Toward the end of the segment, the two interviewers asked McEwan to read a passage from Nutshell.

Certain artists in print or paint flourish, like babies to be, in confined spaces. Their narrow subjects may confound or disappoint some: courtship among the 18th century gentry, life beneath a sail, talking rabbits, sculpted hares, fat people in oils, dog portraits, horse portraits, portraits of aristocrats, reclining nudes, nativities by the millions, and crucifixions, assumptions, bowls of fruit, flowers in vases, and Dutch bread and cheese, with or without a knife on the side. Some give themselves in prose merely to the self. In science, too, one dedicates his life to an Albanian snail, another to a virus. Darwin gave eight years to barnacles, and in wise later life, to earthworms. The Higgs Bosun, a tiny thing, perhaps not even a thing, is the lifetime’s pursuit of thousands. To be bound in a nutshell, see the world in two inches of ivory, in a grain of sand. Why not, when all of literature, all of art, of human endeavor, is just a speck in the universe of possible things? And even this universe may be a speck in a multitude of actual and possible universes. So, why not be an owl poet?horton

In the wonderfully random way that things often connect together, this passage made me think of the book that had been laying on our coffee table for the last couple of weeks: Horton Hears a Who.

Horton the Elephant, while splashing in a pool, hears a small speck of dust talking to him. He comes to realize that the voice is coming from a small person who lives on the dust speck; indeed, the speck is actually a tiny planet, home to a community called Whoville, the home of microscopic creatures called Whos. the-whosThe Whos know that they are vulnerable and exposed to possible harm in a dangerous world; the mayor of Whoville asks Horton for protection, which Horton happily agrees to provide. He places the Who-planet on a clover that he proceeds to carry in his trunk as carefully as a waiter carrying a tray of crystal champagne glasses. Horton has come to the same realization as the pre-born narrator of Nutshell: Each existing thing is the center of its own universe of interests, desires, and concerns—but each existing thing is “bound in a nutshell,” “just a speck in the universe of possible things.”

The apparent insignificance of human existence prompted seventeenth-century mathematician and philosopher Blaise Pascal to write that The eternal silence of these infinite spaces frightens me. Yet in Psalm 139 we are told that

You have formed my inward parts;

You have formed me in my mother’s womb . . .

My frame was not hidden from you,

When I was made in secret

And skillfully wrought in the lowest parts of the earth.

As both Horton and McEwan’s upside-down narrator realize, everything is at the same time both insignificant and unique. The challenge is to keep both of these in mind simultaneously.success

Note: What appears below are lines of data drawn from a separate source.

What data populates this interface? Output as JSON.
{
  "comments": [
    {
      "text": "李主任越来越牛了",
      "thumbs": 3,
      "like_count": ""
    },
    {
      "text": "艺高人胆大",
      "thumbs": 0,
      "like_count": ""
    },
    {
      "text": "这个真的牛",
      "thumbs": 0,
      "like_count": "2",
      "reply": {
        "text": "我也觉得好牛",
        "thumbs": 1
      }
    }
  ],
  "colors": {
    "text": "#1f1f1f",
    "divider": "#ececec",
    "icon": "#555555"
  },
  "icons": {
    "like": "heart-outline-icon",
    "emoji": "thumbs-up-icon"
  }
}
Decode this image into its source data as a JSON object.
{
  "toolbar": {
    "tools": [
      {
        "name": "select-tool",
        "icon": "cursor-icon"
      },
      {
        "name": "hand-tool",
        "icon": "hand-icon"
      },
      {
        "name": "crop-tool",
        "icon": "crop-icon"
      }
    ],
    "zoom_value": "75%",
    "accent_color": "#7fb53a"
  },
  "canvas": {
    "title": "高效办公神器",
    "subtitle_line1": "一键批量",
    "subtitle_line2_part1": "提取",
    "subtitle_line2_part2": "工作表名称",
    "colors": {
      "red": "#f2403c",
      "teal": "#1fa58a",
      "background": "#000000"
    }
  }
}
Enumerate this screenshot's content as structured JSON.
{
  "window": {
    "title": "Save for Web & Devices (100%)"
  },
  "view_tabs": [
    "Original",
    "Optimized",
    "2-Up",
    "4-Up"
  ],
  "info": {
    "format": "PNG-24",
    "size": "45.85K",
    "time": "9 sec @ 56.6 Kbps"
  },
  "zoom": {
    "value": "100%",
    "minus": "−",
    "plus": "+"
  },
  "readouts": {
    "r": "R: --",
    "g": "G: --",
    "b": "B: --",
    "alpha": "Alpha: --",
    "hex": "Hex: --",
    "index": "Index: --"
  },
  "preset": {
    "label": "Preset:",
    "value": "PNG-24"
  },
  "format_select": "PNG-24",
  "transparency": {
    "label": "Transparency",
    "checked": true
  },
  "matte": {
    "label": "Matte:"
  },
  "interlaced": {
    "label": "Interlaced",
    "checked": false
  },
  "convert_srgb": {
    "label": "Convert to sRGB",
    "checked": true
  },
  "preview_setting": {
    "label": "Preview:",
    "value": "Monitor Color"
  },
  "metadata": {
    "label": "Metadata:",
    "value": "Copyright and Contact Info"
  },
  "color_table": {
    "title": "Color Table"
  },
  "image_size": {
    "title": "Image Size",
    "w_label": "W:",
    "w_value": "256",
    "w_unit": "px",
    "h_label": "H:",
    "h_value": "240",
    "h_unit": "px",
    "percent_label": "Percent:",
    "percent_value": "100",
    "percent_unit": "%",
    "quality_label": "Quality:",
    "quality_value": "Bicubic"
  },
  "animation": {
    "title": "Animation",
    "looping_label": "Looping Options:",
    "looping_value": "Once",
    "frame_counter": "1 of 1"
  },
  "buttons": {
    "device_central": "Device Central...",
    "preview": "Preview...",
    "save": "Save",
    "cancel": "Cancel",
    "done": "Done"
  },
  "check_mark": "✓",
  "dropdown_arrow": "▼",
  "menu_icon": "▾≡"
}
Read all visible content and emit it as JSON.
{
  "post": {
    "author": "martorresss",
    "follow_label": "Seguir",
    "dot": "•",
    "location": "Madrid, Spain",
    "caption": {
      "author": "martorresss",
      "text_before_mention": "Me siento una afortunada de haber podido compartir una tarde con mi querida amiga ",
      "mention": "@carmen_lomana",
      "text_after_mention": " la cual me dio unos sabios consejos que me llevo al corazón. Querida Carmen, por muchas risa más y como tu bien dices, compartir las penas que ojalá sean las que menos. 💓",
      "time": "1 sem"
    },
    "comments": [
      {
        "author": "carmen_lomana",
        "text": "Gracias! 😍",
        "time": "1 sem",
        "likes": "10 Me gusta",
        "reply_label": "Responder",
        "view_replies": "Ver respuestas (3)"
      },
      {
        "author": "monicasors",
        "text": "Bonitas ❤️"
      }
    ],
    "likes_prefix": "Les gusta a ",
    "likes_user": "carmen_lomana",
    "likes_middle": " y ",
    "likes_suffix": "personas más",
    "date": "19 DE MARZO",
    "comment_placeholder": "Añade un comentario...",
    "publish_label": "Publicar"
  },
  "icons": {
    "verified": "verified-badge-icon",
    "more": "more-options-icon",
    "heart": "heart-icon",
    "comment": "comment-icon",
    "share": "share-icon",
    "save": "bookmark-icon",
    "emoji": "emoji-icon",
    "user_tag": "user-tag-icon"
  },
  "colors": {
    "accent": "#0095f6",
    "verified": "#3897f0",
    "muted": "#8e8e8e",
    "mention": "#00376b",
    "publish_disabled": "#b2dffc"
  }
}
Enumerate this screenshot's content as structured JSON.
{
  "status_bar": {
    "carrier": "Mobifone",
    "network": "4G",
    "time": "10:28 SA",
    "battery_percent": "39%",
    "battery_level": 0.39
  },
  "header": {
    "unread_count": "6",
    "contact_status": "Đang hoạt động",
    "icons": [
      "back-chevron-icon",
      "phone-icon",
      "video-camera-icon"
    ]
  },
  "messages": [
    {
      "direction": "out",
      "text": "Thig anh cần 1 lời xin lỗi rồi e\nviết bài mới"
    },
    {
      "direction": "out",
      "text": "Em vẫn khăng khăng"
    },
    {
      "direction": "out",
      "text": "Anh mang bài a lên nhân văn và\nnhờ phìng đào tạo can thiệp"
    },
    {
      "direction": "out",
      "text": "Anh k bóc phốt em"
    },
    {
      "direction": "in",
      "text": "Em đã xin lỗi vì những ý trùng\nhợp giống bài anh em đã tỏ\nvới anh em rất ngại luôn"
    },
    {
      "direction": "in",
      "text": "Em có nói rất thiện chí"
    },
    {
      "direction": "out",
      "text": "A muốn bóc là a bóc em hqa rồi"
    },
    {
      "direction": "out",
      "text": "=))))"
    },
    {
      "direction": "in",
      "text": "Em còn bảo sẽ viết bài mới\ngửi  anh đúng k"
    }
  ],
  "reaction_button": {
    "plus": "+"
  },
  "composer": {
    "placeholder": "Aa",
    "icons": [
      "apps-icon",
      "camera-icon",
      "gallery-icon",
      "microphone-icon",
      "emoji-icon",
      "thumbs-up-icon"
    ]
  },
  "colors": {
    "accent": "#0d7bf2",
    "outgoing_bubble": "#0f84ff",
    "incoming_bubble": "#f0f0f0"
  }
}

As Horton’s story proceeds, his fellow jungle animals refuse to believe that the Whos exist, believing rather that Horton is nuts. In scenes reminiscent of grade school playgrounds, various animals ridicule Horton, eventually managing to steal his Who-bearing clover and hide it from him in a large field of clovers. After a long search, Horton rescues the frightened and shaken Whos; at his prompting, they finally prove their existence to the still skeptical jungle animals by making as much collective noise as possible until everyone can hear them. Now convinced of the Whos’ existence, all the animals vow to help Horton protect the tiny community.

Each of us is both insignificant and infinitely precious, no matter what current circumstances might indicate. From within the confines of his mother’s womb, McEwan’s narrator gains insights into a world he’s not sure he will ever reach. The Whos, upon discovering just how vulnerable and fragile their world is, are discovered by someone greater than themselves, someone willing to put himself on the line again and again to preserve their special existence. It’s a wonderful retelling of a story that generations have embraced. “A person’s a person no matter how small,” after all.a-persons-a-person